Are there any kinds of disputes that creditors or other institutions would not have to investigate if I were to file a dispute directly with them?
Answer: Yes, there are types of disputes that creditors do not have to investigate, including information that identifies you or the identity of past or present employers.
These include disputes about the following:
- Information that identifies you (generally at the beginning of the credit report) such as your name, date of birth, Social Security number, telephone number, or address
- The identity of past or present employers
- Inquiries or requests for a consumer report
- Information derived from public records, such as judgments, bankruptcies, liens, and other legal matters (unless provided by a furnisher with an account or other relationship with you)
- Information related to fraud alerts or active duty alerts
- Information some other creditor or furnishing institution gave to the credit reporting company
Generally, the types of disputes creditors and furnishing institutions investigate when you file disputes with them directly relate to:
- Your liability for a credit account or debt with that entity furnisher (for example, whether it is your account)
- The terms of your credit account or debt with that entity (for example, how much you owe)
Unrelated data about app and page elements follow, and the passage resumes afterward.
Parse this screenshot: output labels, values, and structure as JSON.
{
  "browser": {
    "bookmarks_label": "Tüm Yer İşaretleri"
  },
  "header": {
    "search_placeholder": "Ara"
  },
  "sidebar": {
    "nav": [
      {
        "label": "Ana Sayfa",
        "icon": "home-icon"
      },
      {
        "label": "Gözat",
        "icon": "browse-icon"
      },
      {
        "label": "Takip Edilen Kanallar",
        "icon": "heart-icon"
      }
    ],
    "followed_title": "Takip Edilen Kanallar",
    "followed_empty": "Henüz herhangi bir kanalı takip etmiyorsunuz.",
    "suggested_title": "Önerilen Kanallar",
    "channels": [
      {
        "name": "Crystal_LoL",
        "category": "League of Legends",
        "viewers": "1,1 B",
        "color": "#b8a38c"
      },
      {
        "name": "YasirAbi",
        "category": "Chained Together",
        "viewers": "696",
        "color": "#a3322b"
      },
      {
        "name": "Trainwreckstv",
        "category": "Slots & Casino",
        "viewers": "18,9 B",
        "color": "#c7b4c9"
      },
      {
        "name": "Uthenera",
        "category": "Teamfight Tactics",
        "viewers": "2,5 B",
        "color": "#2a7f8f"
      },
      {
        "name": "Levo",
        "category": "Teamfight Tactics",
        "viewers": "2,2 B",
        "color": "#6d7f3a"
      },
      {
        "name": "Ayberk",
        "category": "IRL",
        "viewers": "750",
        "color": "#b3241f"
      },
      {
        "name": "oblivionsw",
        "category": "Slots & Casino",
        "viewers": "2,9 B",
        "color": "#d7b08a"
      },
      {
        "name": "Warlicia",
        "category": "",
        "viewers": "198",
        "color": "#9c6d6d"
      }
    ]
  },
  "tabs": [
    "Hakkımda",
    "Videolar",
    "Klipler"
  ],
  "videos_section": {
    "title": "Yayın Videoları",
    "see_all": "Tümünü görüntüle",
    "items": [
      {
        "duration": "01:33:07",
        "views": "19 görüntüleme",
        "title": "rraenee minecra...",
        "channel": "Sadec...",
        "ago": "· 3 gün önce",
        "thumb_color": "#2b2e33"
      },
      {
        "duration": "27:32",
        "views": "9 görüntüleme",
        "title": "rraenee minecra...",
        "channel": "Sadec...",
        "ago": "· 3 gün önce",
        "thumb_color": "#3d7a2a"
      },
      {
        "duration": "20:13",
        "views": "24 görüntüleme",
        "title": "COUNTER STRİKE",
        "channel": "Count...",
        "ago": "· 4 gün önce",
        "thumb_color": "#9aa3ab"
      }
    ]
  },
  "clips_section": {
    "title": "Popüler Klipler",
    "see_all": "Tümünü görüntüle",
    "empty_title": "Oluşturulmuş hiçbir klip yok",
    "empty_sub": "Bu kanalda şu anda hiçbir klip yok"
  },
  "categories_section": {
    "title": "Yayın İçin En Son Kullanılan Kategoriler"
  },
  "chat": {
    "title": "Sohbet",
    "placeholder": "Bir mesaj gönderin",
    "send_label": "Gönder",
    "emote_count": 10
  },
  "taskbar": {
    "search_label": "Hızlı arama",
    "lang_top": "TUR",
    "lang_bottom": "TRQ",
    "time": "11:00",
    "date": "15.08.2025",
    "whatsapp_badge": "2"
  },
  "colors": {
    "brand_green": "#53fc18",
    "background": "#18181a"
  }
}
- Your performance or other conduct on an account or relationship with that entity (for example, whether you are paying on time)
- Any other information about your account or relationship with that entity relevant to a credit report (for example, your creditworthiness)
Other limits on disputes filed directly with creditors or furnishing institutions.
A creditor or furnishing institution does not have to investigate a dispute about your credit report that you file directly with it if:
- You use a form a credit repair organization supplies to you or a credit repair organization prepares or submits the dispute for you
- The dispute is substantially the same as one you previously submitted to it or to a credit reporting company, if the creditor or furnisher has already met its legal responsibilities for that dispute